... elicits the shadowy side of the human psyche...
Popscene returned to Bangkok’s live music scene with vengeance last weekend at Jam Cafe, by playing host to some of Bangkok’s finest local bands supporting the main act, Demarks Marching Church. Raising the curtain on promoter Popscene’s resurrection, was the native collective Hariguem Zaboy. The four piece subtly aroused the senses of the small but burgeoning crowd with some luscious shoegazing vibes. Lead singer Rungsimun Suwiruttanapast’s Slowdive-esque vocal dovetailed effortlessly with the fuzzy, shimmering guitar sounds of Napan Pichaikool. The very accessible tunes and punkish rhythms made the opening act an astute choice indeed in which to warm the souls of the audience and set the tone for the evening.
Carrying the baton for the second leg, was the prosaic The Pillers. The cleaner “bread and butter” sound of The Pillers featuring esteemed journalist Gary Boyle on bass and the ubiquitous Iman Ismail on drums was a sharp but engaging contrast from the more introspective Hariguem Zaboy. Lead singer Greg Morrissey is unafraid to wear his lovelorn heart on his sleeve, wistfully authoring tales of longing and loss, delivered with the Mancunian Morrissey-esque maudlin tone. The Smiths’ reflections are perpetuated further by the lesser known Morrissey’s chiseled features and immaculate hair, giving him a striking visual presence, allied with a powerful, overwhelming vocal, complete with feminine hip swinging. “Bread and butter” and stripped down the songs may be, but of course there’s nothing wrong with bread and butter, especially when the filling is tasteful. The root of the band’s discerning musical pallet, lies firmly at the Manchester music altar, with the chiming guitar vividly referencing the Stone Roses. However, to portray the band as simply a “nuts and bolts” northern English folk/rock band is somewhat unjust. The clever intervention Chigusa Tomita on trumpet (Chigusa-san is also known as Plastic Section bassist) augments the otherwise vocally dominant sound, with a welcome quirky ska distraction. Furthermore, the unison head-nodding of the crowd to the bands hooky melodies and toe-tapping rhythms of Boyle and Ismail are testimony to The Pillers ability to pen a good tune.
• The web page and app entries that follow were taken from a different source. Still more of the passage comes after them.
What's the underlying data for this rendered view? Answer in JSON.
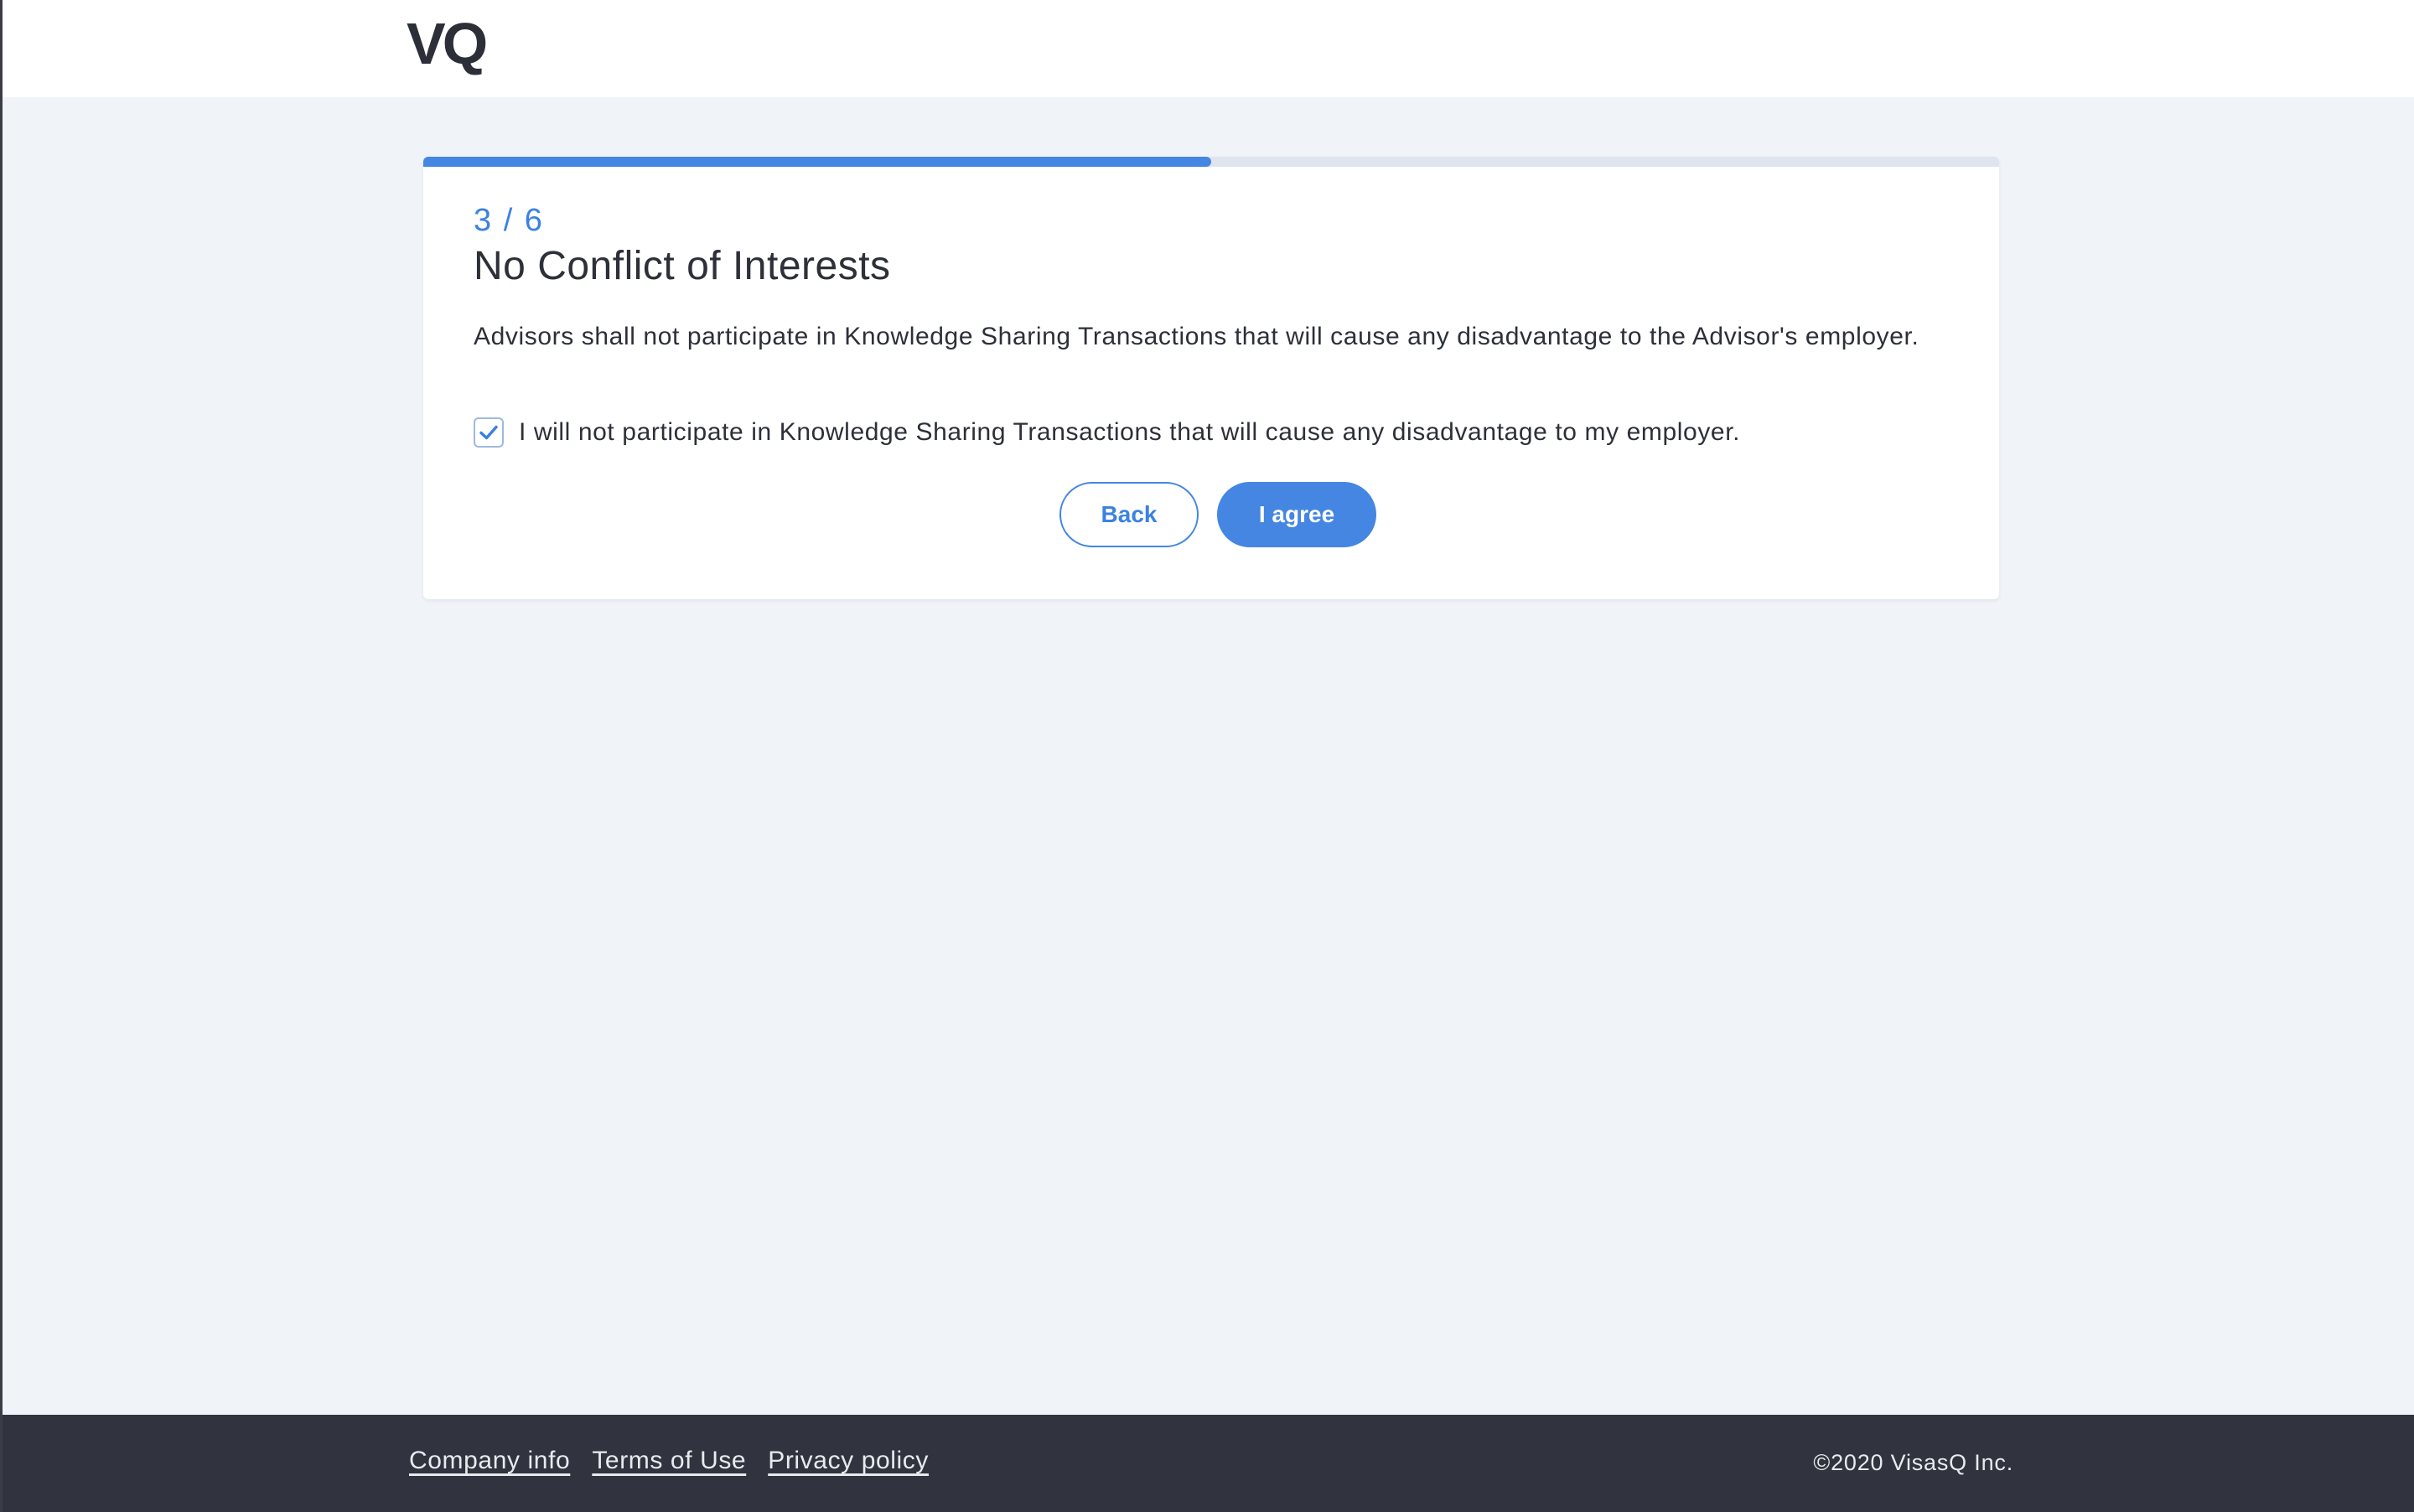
{
  "header": {
    "logo": "VQ"
  },
  "progress": {
    "current": 3,
    "total": 6,
    "fraction": 0.5
  },
  "form": {
    "step_label": "3 / 6",
    "title": "No Conflict of Interests",
    "description": "Advisors shall not participate in Knowledge Sharing Transactions that will cause any disadvantage to the Advisor's employer.",
    "checkbox_label": "I will not participate in Knowledge Sharing Transactions that will cause any disadvantage to my employer.",
    "checkbox_checked": true,
    "back_label": "Back",
    "agree_label": "I agree"
  },
  "footer": {
    "links": [
      "Company info",
      "Terms of Use",
      "Privacy policy"
    ],
    "copyright": "©2020 VisasQ Inc."
  },
  "colors": {
    "accent": "#4486e2",
    "page_background": "#f0f4f9",
    "footer_background": "#31343e",
    "text": "#2d3038"
  }
}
So to the main event, the highly anticipated Marching Church. The band’s singer Elias Bender Rønnenfelt much maligned and revered in equal measure, creates a love/hate perspective which sharply divides opinion, which - if nothing else - gets people talking. As one of the previously uninitiated, my personal judgment was very much reserved. Regardless, only two songs into the set and the marmite (love/hate) quality of the band was made abruptly clear. The heavy, foreboding sound is definitely not for all and is challenging on the ear and far from easy to access; rest assured Marching Church will certainly not be heard in coffee shops or corporate elevators. As discussed with fellow Bangkok music fan and musician Joe Cummings prior to the band’s appearance, to be loved and hated in equal measure, must surely supersede being simply liked by everyone and therefore open to accusations of blandness.
Initially on the fence, by the intro of the third song, I was firmly batting for “team love”. The lead singer providing an antagonistic but undeniably captivating focal point for the band, as he sways back and forth/left and right in an uncoordinated ape like fashion, addressing the mic with a Jim Morrison style irreverence. The instrument players, in contrast, remain far more statuesque with a Kraftwerk like intensity. Conversely, the sound is far removed from the mechanical precision of the aforementioned electro pioneers, as Marching Church’s loose marauding rhythms and weighty bass tones create a dark hedonistic and malevolent ambience, reminiscent of the Doors and Joy Division at their brooding best.
The bands overtone is certainly one that elicits the shadowy side of the human psyche, but refreshing levity is provided via the shallower, up-lifting tracks - Heart of Life with its pounding Motown beat, Strokes/garage rock like rhythm section and fast/slow dynamic, alongside King of Life with its funked up horns, sounding like Screamadelica-era Primal Scream fucked-up on Ketamine. Pinpointing exactly where the band’s sound and dark ethereal quality emanates from, is very much open to interpretation. Those pitching for the hate brigade, may cite the sound as bordering on the wrong side of derivative, and lead singer Elias Bender Rønnenfelt as being a contrived, self-loathing wannabe. The lovers, on the other hand, may argue Marching Church are the “real deal” and “mean it man” and believe Elias Bender Rønnenfelt to be an under-ground rock demi-god. I remain unconvinced either way upon this issue and the splinters from the fence upon which one sits, remain firmly entrenched where the sun don’t shine.
So the jury remains out on Marching Church and they will no doubt continue to riven opinion. Regardless, the hugely appreciative audience at Jam Café last Saturday night are certainly believers that - love or loath them – Marching Church are without question, worthy of your attention…. guilty as charged.
- Adrian Heron